educators toward what Supt. Jim Brown calls more of a "total
ownership" of district computers.
Schools are presently operating with eight or nine generations of
Apple and PC hardware and software, and it isn't always clear exactly
how teachers are supposed to be using the computers for instruction,
"Is technology really making a difference? We think so," Brown
said. "But we need to make sure computer instruction is aligned with
standards. We want to identify our resources, develop a cohesive plan
and narrow the range of how many programs we are using.
"These are important decisions.
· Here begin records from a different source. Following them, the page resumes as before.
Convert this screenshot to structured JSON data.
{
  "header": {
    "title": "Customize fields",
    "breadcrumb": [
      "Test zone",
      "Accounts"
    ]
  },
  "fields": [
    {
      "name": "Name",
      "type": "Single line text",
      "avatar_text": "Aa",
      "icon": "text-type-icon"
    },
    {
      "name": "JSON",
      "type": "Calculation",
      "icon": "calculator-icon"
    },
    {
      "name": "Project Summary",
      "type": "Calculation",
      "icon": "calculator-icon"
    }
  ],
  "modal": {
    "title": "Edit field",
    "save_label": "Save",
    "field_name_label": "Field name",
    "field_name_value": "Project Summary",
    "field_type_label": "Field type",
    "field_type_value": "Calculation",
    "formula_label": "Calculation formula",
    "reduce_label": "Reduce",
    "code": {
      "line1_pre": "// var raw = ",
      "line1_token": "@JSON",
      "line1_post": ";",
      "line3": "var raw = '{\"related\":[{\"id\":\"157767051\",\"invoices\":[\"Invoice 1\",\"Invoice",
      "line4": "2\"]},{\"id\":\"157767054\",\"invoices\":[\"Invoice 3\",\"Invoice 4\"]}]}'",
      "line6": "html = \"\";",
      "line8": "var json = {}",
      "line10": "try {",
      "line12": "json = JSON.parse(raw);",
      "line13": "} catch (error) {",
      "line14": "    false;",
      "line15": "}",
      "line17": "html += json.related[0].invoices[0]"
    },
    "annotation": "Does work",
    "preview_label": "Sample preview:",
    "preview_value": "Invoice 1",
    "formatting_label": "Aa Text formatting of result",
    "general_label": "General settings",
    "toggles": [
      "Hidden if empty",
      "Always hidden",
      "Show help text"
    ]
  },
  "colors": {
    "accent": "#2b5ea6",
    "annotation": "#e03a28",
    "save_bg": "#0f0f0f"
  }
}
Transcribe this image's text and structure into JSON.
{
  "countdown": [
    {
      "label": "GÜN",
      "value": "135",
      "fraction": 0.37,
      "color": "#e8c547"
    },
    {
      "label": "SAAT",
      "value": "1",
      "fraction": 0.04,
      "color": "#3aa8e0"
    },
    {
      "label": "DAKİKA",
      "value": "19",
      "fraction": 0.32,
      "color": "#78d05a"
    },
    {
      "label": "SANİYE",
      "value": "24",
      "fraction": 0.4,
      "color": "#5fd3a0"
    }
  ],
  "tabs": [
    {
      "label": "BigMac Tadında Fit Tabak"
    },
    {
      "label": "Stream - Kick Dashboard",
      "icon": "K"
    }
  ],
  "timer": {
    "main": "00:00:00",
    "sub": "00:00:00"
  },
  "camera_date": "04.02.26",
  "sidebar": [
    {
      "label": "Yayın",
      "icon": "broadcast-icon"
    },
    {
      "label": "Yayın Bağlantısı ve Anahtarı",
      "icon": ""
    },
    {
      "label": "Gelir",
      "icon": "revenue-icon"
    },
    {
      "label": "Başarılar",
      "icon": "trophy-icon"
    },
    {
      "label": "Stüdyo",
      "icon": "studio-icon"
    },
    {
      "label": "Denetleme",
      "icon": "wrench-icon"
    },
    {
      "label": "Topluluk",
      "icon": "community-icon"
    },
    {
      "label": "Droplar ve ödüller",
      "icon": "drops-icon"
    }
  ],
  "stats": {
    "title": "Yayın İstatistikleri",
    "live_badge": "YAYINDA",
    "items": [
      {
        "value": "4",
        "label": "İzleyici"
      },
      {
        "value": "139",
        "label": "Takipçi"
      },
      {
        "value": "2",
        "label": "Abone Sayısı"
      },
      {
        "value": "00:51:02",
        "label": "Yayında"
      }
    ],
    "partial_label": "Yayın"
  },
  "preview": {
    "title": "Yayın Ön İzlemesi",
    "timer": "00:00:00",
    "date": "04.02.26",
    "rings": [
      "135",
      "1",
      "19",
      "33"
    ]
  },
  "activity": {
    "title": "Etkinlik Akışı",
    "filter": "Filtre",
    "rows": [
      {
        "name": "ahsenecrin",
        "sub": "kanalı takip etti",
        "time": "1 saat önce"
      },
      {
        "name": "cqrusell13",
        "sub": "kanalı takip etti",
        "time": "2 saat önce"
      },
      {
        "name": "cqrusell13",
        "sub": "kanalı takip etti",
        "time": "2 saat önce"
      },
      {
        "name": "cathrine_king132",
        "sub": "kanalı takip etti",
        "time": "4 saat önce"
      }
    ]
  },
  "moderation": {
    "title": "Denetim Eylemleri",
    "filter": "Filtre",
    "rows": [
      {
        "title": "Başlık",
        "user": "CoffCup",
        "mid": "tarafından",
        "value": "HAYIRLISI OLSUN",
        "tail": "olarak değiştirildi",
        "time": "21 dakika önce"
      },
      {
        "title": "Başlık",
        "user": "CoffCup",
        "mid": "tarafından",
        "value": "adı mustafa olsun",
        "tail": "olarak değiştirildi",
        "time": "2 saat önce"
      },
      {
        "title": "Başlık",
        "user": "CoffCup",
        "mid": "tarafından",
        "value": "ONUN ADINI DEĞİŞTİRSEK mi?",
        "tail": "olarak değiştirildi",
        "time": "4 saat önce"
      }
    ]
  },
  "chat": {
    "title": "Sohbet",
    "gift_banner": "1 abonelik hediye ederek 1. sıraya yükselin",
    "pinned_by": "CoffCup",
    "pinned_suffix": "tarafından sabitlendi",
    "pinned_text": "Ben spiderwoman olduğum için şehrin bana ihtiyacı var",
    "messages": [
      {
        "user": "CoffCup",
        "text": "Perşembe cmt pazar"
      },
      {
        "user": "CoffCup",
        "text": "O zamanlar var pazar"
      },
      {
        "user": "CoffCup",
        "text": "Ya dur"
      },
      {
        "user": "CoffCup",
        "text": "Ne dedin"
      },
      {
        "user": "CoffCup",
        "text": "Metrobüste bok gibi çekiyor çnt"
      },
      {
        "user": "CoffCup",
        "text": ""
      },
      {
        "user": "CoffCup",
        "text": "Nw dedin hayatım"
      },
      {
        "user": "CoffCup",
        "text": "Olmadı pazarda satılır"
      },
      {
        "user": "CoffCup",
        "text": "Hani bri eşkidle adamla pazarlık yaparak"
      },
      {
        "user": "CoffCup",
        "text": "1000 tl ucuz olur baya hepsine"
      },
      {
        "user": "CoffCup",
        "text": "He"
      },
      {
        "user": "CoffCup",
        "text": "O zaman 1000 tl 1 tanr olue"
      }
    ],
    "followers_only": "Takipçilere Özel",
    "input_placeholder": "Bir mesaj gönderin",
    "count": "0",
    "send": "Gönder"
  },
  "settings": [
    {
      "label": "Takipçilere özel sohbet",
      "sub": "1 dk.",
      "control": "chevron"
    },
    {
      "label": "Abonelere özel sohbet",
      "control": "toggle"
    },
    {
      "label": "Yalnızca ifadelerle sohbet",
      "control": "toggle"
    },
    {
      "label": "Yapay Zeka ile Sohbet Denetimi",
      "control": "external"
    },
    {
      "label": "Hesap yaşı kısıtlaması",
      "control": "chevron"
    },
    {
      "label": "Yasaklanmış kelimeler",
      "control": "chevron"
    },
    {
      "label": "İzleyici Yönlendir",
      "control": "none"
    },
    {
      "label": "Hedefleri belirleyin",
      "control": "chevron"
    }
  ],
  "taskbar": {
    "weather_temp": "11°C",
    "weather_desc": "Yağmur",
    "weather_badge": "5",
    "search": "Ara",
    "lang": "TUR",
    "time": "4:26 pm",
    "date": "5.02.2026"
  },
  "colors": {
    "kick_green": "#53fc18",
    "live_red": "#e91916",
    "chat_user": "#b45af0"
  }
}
The cost of technology can get out
of control easily."
A committee of about 20 parents and educators began meeting a year
ago to study technology in Glendale schools, Brown said.
That committee will come back to the board with specific
guidelines on technology spending in the fall, and the board will
establish policy by December, Brown said.